New Life Family Counseling

Therapy & Counseling Blog, Sylvia S. Roan

Help for Adolescents of Divorced Parents

The most important help children and adolescents of divorced parents need is to live in a peaceful home atmosphere, in addition to knowing that they did not cause the divorce of their parents, they are not responsible for getting them back together, and both parents will continue to love them.  It is extremely critical for adolescents to receive professional help to deal with their parents' divorce in order to  prevent substance abuse, behavior disorders, anxiety disorder, and depression.

Many adolescents were brought to my office for therapy because of  their extreme anger outbursts,  violence, defiance, substance abuse, sexual promiscuity, self-injuries,  or suicidal ideation.  And most of the time I found out that these children lived in a hostile home atmosphere. Their  parents were going through a divorce or that there was a bitter divorce process, or that the post divorce situation was still very volatile.

According to Dr. Christelle Roustit of the Research Group on the Social Determinants of Health and Healthcare, and Universite Pierre et Marie Curie, Paris,"What is the most deleterious for the children is the atmosphere in which the separation occurs and the deterioration of the family relational processes and not the separation in itself."
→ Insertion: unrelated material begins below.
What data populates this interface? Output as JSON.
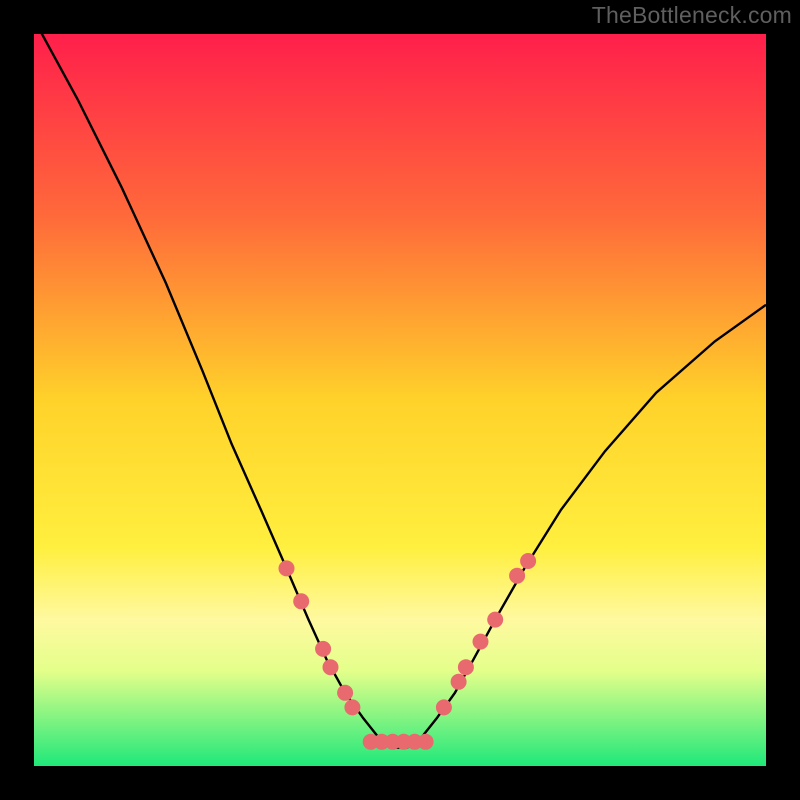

Their research of 2,346 adolescents (13 and 16 years old) and 1,983 parents who participated in the Social and Health Survey of Children and Adolescents in Quebec, Montreal indicated  the following findings:

1. Overall, substance abuse, including alcohol, was approximately two-times higher in these adolescents compared with adolescents who were not going through a family breakup. Although seen in both groups, the rate of substance abuse was considerably higher among the 16-year old.

2. Oppositional attitudes and behaviors, such as fighting, damaging property and theft were increased in both age groups.  3. Levels of depression and anxiety also were higher than normal in both age groups. In particular, the risk of suicide attempts was three- to four-times higher among 13 year olds, compared with 16 year olds, Roustit said. These behaviors, however, were modified by parental support.

4. Higher rates of psychological distress reported by parents were linked with adolescent psychological distress as well as the adolescents' acts of defiance, fighting, vandalism, animal cruelty, theft or other violations of the law, but not with adolescent alcohol use or substance abuse.

5. Adolescent psychological distress in both age groups was also strongly associated with witnessing violence between parents.

My advice for parents who are going through divorce process, or who are struggling with  marital conflicts is to stop blaming each other  and to seek professional help for your self and for your children. A professional counselor or Family Therapist can help you to look at your situation more objectively and to learn new ways to provide support to your adolescent children.  Hence you will be empowered to  create a safe and nurturing environment for your whole family while going through the process of resolving your marital conflicts. Call Sylvia S. Roan, MSSA, LCSW, LISW-CP at (626) 353-8772 to schedule an appointment to get help for your teens and your self.


Sylvia Roan